ALBANESE: … indicates that Sam Dastyari, you know, whether advertently or inadvertently, wasn’t correct when he characterised the nature of those comments at the press conference that was attended by Mr Huang. Clearly, the tape indicates that he made comments that I believe are quite inappropriate. He has of course been sacked from the positions that he has held and he now sits as a backbench MP.
HOST: Should he leave politics in total, Albo?
ALBANESE: Well he has been elected mate. He has been elected by the Australian people.
HOST: I know but the Libs yesterday were saying that you had said to journos in the Gallery that he should just go.
ALBANESE: No. What Malcolm Turnbull was trying to do was to verbal comments that certainly weren’t mine.
HOST: They certainly weren’t yours on 5AA last week.
ALBANESE: No, no. What I do is I say my views on the record. I said them on 5AA last week. I’m saying them today.
PYNE: But the truth is, I mean I’ll give Anthony a break. He has had quite a run. The truth is that Bill Shorten …
HOST: You are a generous man, Chris.
PYNE: Bill Shorten seems tied to Sam Dastyari in a way that I haven’t seen two people tied together in politics in a very long time and I think the issue here is that Sam Dastyari had a lot more to do with the election of Bill Shorten as the Leader of the Labor Party in 2013 than we actually understand. Now there have been calls for an investigation in New South Wales into the rorting of the leadership ballot. I’m sure Anthony doesn’t want to comment on it and I understand that. The rorting of the ALP leadership ballot where 50 ballot papers went to Dastyari’s office rather than to the homes of the people who were members of the Labor Party, or purported to be members of the Labor Party. None of these questions have been properly dealt with or investigated by the New South Wales Labor or the Federal executive of the Labor Party and there has to be a reason why Bill Shorten feels so compromised by Sam Dastyari.
HOST: Chris Pyne, how do you respond to the criticism of your policy response to this Dastyari situation announced yesterday regarding foreign agents or agents who do the bidding of foreign states ostensibly to undermine Australian policies? Your former colleague Andrew Robb described it as a political stunt. What do you say to Andrew Robb?

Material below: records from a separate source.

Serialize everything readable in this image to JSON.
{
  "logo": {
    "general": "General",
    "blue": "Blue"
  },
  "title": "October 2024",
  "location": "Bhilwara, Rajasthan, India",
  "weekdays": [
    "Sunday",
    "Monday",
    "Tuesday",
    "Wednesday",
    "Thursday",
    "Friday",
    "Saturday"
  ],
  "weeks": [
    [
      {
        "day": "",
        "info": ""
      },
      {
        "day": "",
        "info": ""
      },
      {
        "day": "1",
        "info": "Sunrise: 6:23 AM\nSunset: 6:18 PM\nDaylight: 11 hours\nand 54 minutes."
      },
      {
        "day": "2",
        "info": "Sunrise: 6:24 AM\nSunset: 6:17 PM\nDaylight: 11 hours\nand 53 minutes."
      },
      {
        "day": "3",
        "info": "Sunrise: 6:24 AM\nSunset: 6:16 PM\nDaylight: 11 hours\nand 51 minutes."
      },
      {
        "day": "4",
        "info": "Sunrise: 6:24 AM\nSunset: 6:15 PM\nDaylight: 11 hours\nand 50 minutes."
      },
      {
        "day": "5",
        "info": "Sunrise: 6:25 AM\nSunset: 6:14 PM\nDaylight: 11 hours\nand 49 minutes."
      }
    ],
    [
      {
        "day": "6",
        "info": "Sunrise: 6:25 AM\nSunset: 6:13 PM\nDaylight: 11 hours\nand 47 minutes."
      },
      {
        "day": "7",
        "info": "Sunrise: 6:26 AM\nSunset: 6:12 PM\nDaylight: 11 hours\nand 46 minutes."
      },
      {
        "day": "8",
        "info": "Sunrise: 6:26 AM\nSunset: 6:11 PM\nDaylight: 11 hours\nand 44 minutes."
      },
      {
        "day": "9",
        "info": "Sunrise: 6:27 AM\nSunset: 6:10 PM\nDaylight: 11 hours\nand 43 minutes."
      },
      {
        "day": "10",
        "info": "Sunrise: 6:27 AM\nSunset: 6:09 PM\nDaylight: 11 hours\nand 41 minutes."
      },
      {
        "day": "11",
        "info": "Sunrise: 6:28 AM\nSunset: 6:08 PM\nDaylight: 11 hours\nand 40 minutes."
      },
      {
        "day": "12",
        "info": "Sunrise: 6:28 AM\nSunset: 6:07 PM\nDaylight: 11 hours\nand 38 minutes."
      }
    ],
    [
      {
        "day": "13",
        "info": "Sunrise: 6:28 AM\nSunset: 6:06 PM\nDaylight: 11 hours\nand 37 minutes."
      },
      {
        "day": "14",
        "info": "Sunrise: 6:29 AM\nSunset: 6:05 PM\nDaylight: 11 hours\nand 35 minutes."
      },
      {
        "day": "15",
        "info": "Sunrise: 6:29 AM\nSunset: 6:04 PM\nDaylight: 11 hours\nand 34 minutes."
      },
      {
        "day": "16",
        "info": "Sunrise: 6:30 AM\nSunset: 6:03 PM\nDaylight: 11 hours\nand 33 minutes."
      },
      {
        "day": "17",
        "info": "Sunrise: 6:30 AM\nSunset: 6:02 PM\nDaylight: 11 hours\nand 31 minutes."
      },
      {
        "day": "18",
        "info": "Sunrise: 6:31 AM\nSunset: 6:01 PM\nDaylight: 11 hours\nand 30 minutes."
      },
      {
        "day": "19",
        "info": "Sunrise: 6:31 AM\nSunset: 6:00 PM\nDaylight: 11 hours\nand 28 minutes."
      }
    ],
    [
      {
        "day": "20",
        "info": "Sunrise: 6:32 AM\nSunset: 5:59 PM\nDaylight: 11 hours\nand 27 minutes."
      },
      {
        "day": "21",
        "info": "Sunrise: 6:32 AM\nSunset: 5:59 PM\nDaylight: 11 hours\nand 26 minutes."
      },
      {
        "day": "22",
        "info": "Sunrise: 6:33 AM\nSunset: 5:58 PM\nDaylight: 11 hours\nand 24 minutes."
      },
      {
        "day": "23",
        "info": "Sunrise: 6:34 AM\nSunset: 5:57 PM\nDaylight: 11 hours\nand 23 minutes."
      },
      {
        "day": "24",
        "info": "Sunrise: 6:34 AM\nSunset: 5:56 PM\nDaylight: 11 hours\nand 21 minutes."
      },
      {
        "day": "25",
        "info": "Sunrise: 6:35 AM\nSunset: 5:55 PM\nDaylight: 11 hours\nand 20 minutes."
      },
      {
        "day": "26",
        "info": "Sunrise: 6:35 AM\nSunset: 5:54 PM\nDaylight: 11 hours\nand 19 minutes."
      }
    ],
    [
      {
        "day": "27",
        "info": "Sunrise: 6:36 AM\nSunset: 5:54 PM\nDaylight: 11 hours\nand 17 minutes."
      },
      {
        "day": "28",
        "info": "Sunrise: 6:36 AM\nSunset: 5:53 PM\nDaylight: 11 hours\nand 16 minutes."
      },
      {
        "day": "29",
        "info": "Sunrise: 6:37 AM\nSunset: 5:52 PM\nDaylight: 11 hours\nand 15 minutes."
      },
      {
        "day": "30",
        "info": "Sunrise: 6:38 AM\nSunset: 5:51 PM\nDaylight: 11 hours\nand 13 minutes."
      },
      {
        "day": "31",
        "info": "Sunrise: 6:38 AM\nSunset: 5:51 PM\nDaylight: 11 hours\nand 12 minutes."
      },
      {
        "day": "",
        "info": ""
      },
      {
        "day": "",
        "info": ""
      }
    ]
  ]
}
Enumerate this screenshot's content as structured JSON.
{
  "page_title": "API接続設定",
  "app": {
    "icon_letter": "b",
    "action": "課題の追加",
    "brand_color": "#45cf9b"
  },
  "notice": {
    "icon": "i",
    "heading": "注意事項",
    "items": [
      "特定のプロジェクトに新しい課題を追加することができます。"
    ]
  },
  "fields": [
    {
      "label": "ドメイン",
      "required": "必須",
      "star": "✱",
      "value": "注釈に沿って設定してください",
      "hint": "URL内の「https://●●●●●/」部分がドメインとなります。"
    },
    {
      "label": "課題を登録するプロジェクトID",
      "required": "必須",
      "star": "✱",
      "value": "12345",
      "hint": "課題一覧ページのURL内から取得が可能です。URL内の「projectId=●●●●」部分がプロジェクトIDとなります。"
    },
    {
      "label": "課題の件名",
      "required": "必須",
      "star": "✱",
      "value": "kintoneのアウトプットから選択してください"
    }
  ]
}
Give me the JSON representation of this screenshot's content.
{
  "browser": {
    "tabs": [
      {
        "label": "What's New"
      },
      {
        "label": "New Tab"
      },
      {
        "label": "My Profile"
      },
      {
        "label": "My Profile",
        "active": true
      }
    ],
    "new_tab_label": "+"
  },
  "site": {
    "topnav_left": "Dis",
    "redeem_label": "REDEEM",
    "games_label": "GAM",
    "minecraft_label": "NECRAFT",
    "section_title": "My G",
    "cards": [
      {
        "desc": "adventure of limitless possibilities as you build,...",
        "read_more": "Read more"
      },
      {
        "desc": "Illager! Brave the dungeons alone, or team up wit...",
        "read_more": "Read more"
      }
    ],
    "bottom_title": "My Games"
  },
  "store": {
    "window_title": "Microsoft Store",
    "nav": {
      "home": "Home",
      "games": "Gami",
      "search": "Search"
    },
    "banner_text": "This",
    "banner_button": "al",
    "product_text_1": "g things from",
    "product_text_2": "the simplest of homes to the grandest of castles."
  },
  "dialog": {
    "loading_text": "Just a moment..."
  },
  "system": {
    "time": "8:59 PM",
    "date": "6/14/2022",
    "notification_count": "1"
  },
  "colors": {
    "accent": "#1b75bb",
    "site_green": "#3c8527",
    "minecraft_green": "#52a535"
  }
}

PYNE: Well, Andrew Robb is a terrific guy and I wouldn’t be criticising him and in fact I never have and I don’t think he is criticising the Government. I think if you look at what the Government has done we have said that we want transparency. Now people are very welcome to get jobs with overseas companies or overseas governments for that matter as long as it is transparent and if you’ve got no reason to hide, nothing to hide, then you would be more than happy to register yourself as a lobbyist. These days there’s so much lobbying going on in politics that the more transparency the better. And if you are worried about the transparency then you shouldn’t be doing whatever it is that you were going to do.
HOST: Chris Pyne, Anthony Albanese, always great to catch up. We will do it again next week. Thank you.
ALBANESE: Good to be with you.